• WHAT YOU NEED TO DO: Any image in the records is to be skipped; everything else should be reproduced exactly.

Start of DATA SECTION

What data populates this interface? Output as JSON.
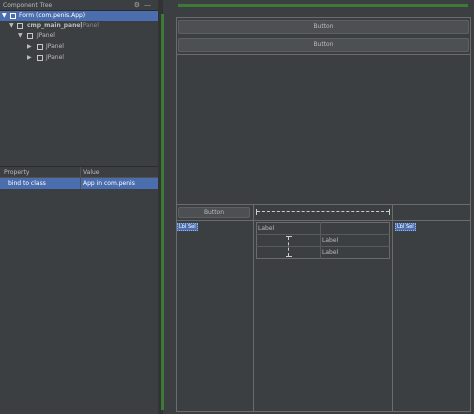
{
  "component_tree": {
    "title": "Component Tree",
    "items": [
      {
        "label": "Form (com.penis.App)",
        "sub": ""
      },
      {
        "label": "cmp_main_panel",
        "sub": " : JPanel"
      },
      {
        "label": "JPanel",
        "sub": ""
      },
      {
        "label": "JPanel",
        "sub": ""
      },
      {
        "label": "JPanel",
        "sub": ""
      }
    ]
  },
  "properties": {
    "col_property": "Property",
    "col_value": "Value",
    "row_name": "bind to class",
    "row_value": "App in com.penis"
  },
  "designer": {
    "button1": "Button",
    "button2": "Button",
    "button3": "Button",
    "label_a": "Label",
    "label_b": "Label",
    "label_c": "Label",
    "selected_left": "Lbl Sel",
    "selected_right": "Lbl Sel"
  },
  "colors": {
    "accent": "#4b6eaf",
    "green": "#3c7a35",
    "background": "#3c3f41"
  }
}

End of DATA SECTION

• YOUR SOLUTION:
What data populates this interface? Output as JSON.
{
  "component_tree": {
    "title": "Component Tree",
    "items": [
      {
        "label": "Form (com.penis.App)",
        "sub": ""
      },
      {
        "label": "cmp_main_panel",
        "sub": " : JPanel"
      },
      {
        "label": "JPanel",
        "sub": ""
      },
      {
        "label": "JPanel",
        "sub": ""
      },
      {
        "label": "JPanel",
        "sub": ""
      }
    ]
  },
  "properties": {
    "col_property": "Property",
    "col_value": "Value",
    "row_name": "bind to class",
    "row_value": "App in com.penis"
  },
  "designer": {
    "button1": "Button",
    "button2": "Button",
    "button3": "Button",
    "label_a": "Label",
    "label_b": "Label",
    "label_c": "Label",
    "selected_left": "Lbl Sel",
    "selected_right": "Lbl Sel"
  },
  "colors": {
    "accent": "#4b6eaf",
    "green": "#3c7a35",
    "background": "#3c3f41"
  }
}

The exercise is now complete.